The women are willing to talk about the issues. But only on their terms.

A few other thoughts:

  • I’m not comfortable calling the women’s soccer team the greatest team in women’s sports history. Not when the USA had to catch up to other countries in basketball and is now overwhelmingly No. 1 in a sense that the women’s soccer team never was.
  • The piece wasn’t bad, especially given its generalist audience, but some of the editing made little sense. Rich Nichols made a point about the similarities (or differences?) between the U.S. soccer dispute and the NBA/WNBA, and the context of his point wasn’t at all clear. Hope Solo made a point about the men getting paid “win or lose” — in the context of U.S. women’s salaries that are paid, you guessed, win or lose. (Or sit out entirely.)
  • The points raised on travel are misleading if not outright false. The men travel business class when they’re flying to camp from their European club teams and on a charter when they’re going some place like San Pedro Sula. They’ve sometimes been in coach in other situations, though I don’t know how recently. The women’s Memorandum of Understanding says flights over three hours are business class or charter. If USSF is violating that deal, then that’s a point worth mentioning. (That said, the sides are trying to negotiate what happens in the future.)
  • We still don’t know how any of this affects the NWSL. Some people who chatted with me say it’s not fair to expect the U.S. women’s deal to have any NWSL ramifications. Maybe it’s not. But if U.S. Soccer is going to continue subsidizing salaries for its players in the NWSL, then it’ll be difficult to write a labor deal that doesn’t address that fact.

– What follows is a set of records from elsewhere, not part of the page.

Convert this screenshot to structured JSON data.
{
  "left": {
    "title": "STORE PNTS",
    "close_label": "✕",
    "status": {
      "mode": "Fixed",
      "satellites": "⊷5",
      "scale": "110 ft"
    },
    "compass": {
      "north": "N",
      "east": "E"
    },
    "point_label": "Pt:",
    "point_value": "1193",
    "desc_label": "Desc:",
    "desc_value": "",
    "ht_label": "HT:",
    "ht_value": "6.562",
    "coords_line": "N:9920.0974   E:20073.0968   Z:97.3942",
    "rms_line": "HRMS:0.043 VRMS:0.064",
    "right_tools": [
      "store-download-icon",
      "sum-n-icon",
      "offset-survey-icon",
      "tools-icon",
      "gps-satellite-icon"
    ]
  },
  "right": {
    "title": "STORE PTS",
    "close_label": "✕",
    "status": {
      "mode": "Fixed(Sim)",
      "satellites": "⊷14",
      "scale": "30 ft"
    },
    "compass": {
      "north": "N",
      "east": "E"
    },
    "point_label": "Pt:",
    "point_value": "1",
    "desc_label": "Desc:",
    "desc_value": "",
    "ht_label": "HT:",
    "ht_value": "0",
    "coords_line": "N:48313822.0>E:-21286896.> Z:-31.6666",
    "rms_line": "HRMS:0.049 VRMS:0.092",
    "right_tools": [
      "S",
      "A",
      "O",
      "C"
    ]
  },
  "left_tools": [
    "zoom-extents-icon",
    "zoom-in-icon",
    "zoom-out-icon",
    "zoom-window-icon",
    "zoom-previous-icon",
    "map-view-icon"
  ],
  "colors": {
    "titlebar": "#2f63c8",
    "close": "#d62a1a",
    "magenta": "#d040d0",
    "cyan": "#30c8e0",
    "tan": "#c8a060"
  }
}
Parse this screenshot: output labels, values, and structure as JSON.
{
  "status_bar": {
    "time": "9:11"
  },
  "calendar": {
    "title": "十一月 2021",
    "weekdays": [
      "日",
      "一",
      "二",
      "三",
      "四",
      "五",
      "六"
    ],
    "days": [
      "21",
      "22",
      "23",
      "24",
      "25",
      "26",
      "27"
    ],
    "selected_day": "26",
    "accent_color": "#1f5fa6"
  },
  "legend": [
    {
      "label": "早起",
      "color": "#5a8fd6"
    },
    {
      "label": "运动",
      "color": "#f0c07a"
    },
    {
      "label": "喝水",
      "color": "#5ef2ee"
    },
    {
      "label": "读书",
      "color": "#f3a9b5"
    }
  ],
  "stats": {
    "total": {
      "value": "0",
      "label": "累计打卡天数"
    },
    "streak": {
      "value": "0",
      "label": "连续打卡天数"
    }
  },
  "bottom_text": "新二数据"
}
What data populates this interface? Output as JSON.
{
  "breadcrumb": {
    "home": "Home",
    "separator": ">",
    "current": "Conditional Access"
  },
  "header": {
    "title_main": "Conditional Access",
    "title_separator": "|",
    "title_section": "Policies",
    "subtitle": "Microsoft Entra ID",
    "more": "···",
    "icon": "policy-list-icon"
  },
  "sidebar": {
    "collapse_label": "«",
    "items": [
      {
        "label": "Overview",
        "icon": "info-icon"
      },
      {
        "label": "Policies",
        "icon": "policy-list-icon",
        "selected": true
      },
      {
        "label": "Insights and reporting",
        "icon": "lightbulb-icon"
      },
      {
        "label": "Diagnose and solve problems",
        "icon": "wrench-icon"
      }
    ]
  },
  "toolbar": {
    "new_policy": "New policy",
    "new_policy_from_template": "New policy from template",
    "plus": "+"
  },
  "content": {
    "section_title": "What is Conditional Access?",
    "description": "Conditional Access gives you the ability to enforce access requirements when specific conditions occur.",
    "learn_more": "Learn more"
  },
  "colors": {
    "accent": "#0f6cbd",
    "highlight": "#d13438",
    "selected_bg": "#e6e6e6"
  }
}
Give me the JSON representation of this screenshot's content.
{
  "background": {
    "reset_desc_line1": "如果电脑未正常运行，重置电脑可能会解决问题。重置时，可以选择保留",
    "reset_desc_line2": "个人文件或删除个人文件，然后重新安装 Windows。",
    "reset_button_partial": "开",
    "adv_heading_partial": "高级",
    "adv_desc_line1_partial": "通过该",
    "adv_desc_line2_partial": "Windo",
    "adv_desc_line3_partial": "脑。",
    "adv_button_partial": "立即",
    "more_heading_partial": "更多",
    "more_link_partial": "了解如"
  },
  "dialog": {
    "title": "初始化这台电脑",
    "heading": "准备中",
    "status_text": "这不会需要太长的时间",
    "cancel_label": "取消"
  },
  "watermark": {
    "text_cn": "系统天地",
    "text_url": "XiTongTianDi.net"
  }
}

Here’s the story, which has a surprising number of comments considering that the U.S. soccer community has been preoccupied with the Klinsmann matter: The USA women’s national team are demanding equal pay. Is it realistic? | Football | The Guardian

Turmoil in U.S. women’s soccer and NWSL player pool

My latest for The Guardian looks at the start of a possible player exodus from the NWSL while the U.S. women’s national team negotiations — which directly affect the league — race toward the year-end deadline.

How turmoil in US women’s soccer could drive players to Europe | Football | The Guardian

Related: Yesterday’s post about Hope Solo’s court case showing no signs of ending any time soon.

Spirit dropped the ball, then Rapinoe dropped it again

My complex reaction to a wild night in which Spirit owner Bill Lynch tried to quiet Megan Rapinoe’s protests but wound up amplifying them — and then Rapinoe made horrible use of that platform.

Source: Washington Spirit gave Megan Rapinoe fans by stopping her anthem protest | Football | The Guardian